= Beginning of Section =

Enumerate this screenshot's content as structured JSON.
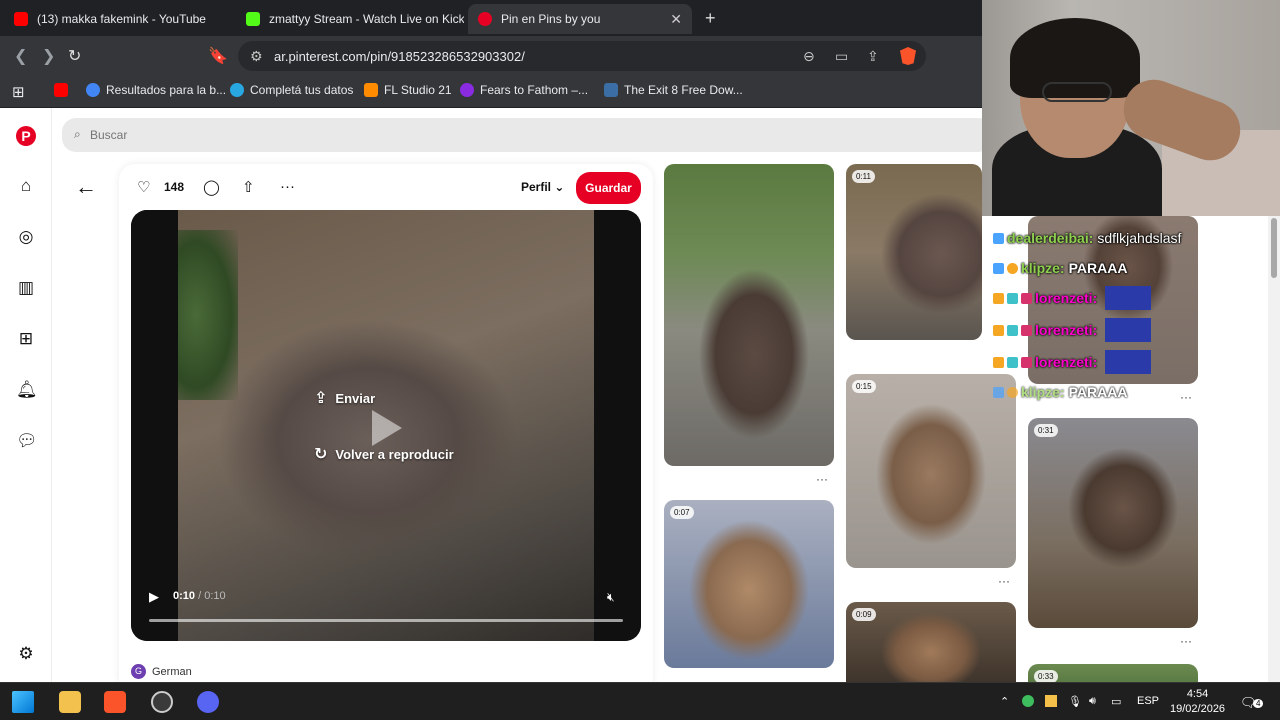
{
  "browser": {
    "tabs": [
      {
        "label": "(13) makka fakemink - YouTube",
        "color": "#ff0000"
      },
      {
        "label": "zmattyy Stream - Watch Live on Kick",
        "color": "#53fc18"
      },
      {
        "label": "Pin en Pins by you",
        "color": "#e60023"
      }
    ],
    "new_tab": "+",
    "close": "✕",
    "url": "ar.pinterest.com/pin/918523286532903302/",
    "bookmarks": [
      {
        "label": "",
        "color": "#ff0000"
      },
      {
        "label": "Resultados para la b...",
        "color": "#4285f4"
      },
      {
        "label": "Completá tus datos",
        "color": "#29a7e1"
      },
      {
        "label": "FL Studio 21",
        "color": "#ff8c00"
      },
      {
        "label": "Fears to Fathom –...",
        "color": "#8a2be2"
      },
      {
        "label": "The Exit 8 Free Dow...",
        "color": "#3a6ea5"
      }
    ]
  },
  "search": {
    "placeholder": "Buscar"
  },
  "pin": {
    "likes": "148",
    "profile": "Perfil",
    "save": "Guardar",
    "send": "Enviar",
    "replay": "Volver a reproducir",
    "time_current": "0:10",
    "time_total": " / 0:10",
    "progress": 1.0,
    "author": "German",
    "author_initial": "G"
  },
  "feed": {
    "durations": [
      "0:11",
      "0:15",
      "0:07",
      "0:09",
      "0:31",
      "0:33"
    ],
    "more": "···"
  },
  "chat": [
    {
      "user": "dealerdeibai:",
      "msg": "sdflkjahdslasf"
    },
    {
      "user": "klipze:",
      "msg": "PARAAA"
    },
    {
      "user": "lorenzeti:",
      "msg": ""
    },
    {
      "user": "lorenzeti:",
      "msg": ""
    },
    {
      "user": "lorenzeti:",
      "msg": ""
    },
    {
      "user": "klipze:",
      "msg": "PARAAA"
    }
  ],
  "taskbar": {
    "language": "ESP",
    "time": "4:54",
    "date": "19/02/2026",
    "notifications": "4"
  },
  "colors": {
    "brand": "#e60023",
    "chat_user": "#8fd14f"
  }
}
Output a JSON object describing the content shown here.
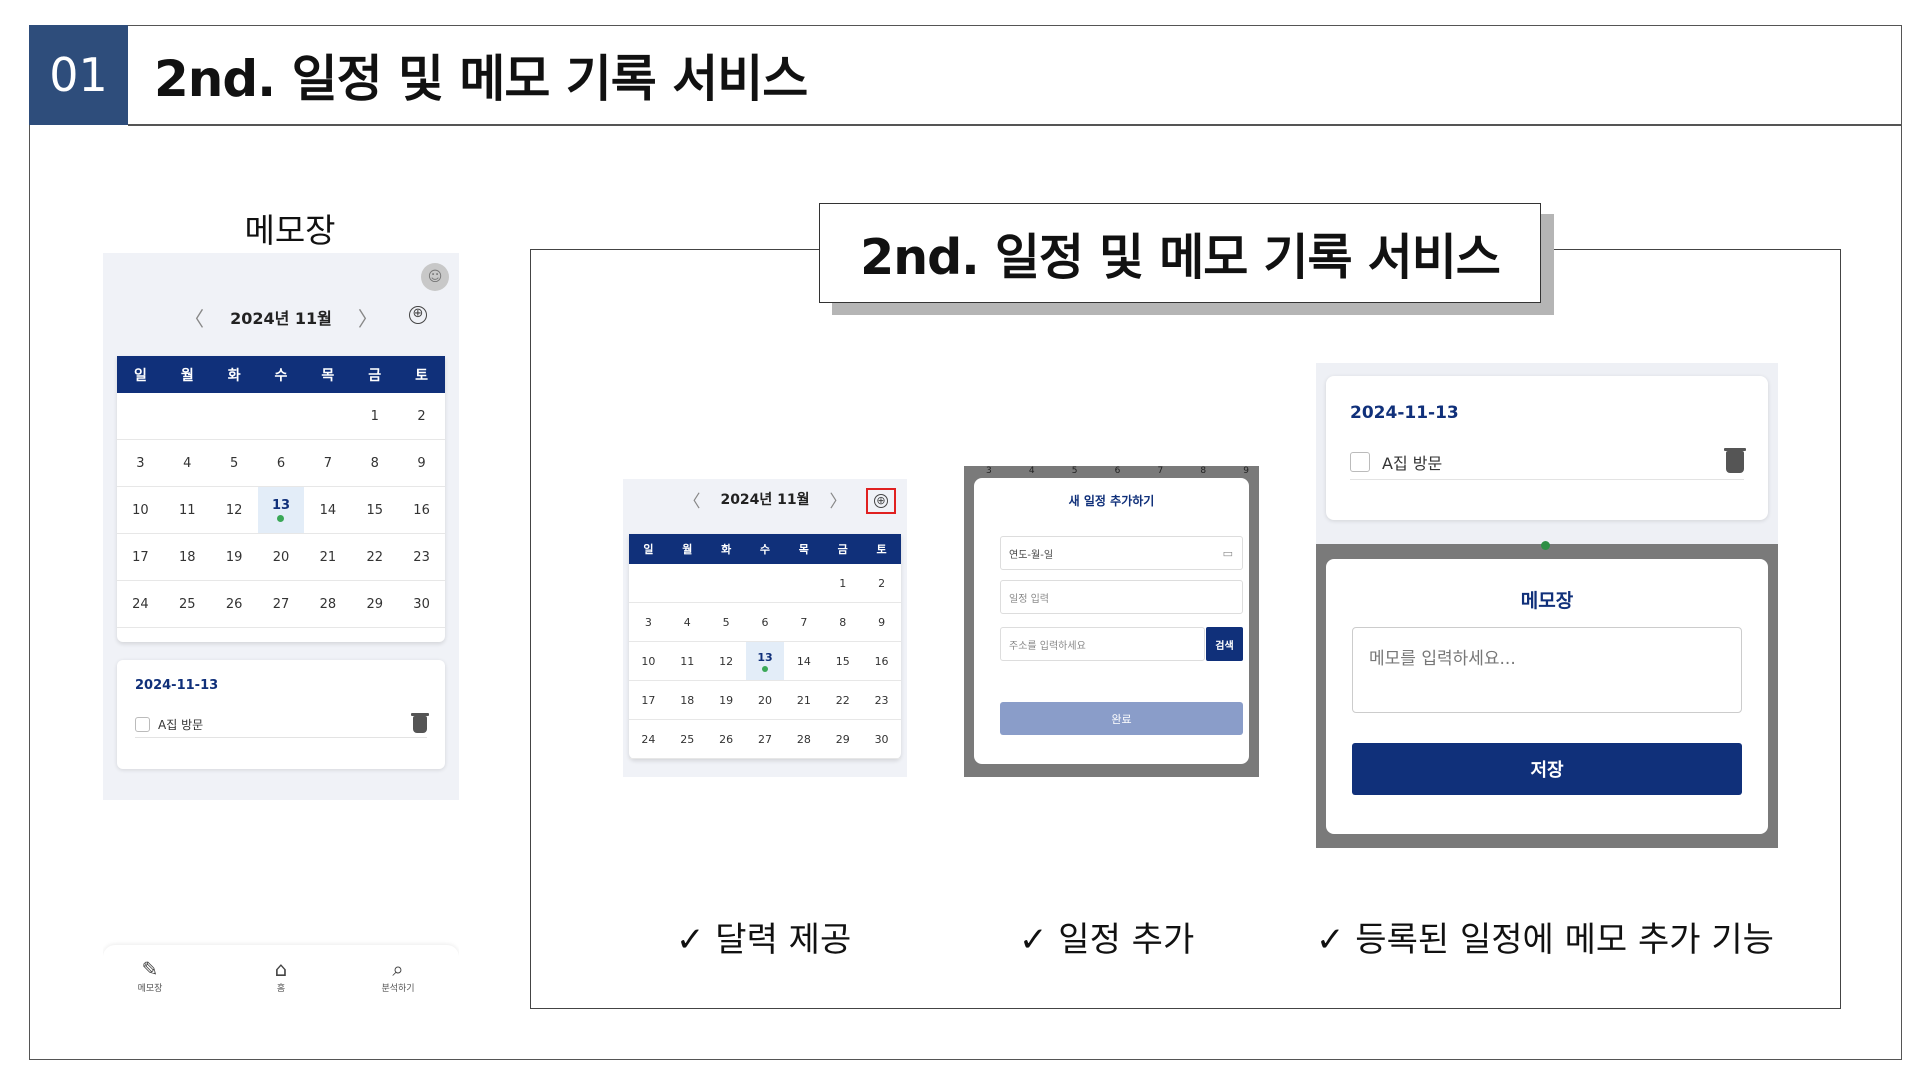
{
  "header": {
    "number": "01",
    "title": "2nd. 일정 및 메모 기록 서비스"
  },
  "phone": {
    "caption": "메모장",
    "calendar": {
      "prev": "〈",
      "next": "〉",
      "month_label": "2024년 11월",
      "add_icon": "⊕",
      "weekdays": [
        "일",
        "월",
        "화",
        "수",
        "목",
        "금",
        "토"
      ],
      "weeks": [
        [
          "",
          "",
          "",
          "",
          "",
          "1",
          "2"
        ],
        [
          "3",
          "4",
          "5",
          "6",
          "7",
          "8",
          "9"
        ],
        [
          "10",
          "11",
          "12",
          "13",
          "14",
          "15",
          "16"
        ],
        [
          "17",
          "18",
          "19",
          "20",
          "21",
          "22",
          "23"
        ],
        [
          "24",
          "25",
          "26",
          "27",
          "28",
          "29",
          "30"
        ]
      ],
      "today": "13"
    },
    "memo": {
      "date": "2024-11-13",
      "item": "A집 방문"
    },
    "nav": [
      {
        "label": "메모장",
        "icon": "memo-icon"
      },
      {
        "label": "홈",
        "icon": "home-icon"
      },
      {
        "label": "분석하기",
        "icon": "analyze-icon"
      }
    ]
  },
  "panel": {
    "title": "2nd. 일정 및 메모 기록 서비스"
  },
  "schedule_modal": {
    "day_numbers": [
      "3",
      "4",
      "5",
      "6",
      "7",
      "8",
      "9"
    ],
    "title": "새 일정 추가하기",
    "date_placeholder": "연도-월-일",
    "schedule_placeholder": "일정 입력",
    "address_placeholder": "주소를 입력하세요",
    "search_label": "검색",
    "done_label": "완료"
  },
  "memo_shot": {
    "date": "2024-11-13",
    "item": "A집 방문",
    "modal_title": "메모장",
    "placeholder": "메모를 입력하세요...",
    "save_label": "저장"
  },
  "captions": {
    "calendar": "✓ 달력 제공",
    "add": "✓ 일정 추가",
    "memo": "✓ 등록된 일정에 메모 추가 기능"
  },
  "colors": {
    "badge": "#2e4d7b",
    "navy": "#10307a",
    "dot": "#3aa857",
    "highlight": "#e02020"
  }
}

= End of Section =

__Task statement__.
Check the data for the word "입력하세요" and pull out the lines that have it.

__Your response__.
    "address_placeholder": "주소를 입력하세요",
    "placeholder": "메모를 입력하세요...",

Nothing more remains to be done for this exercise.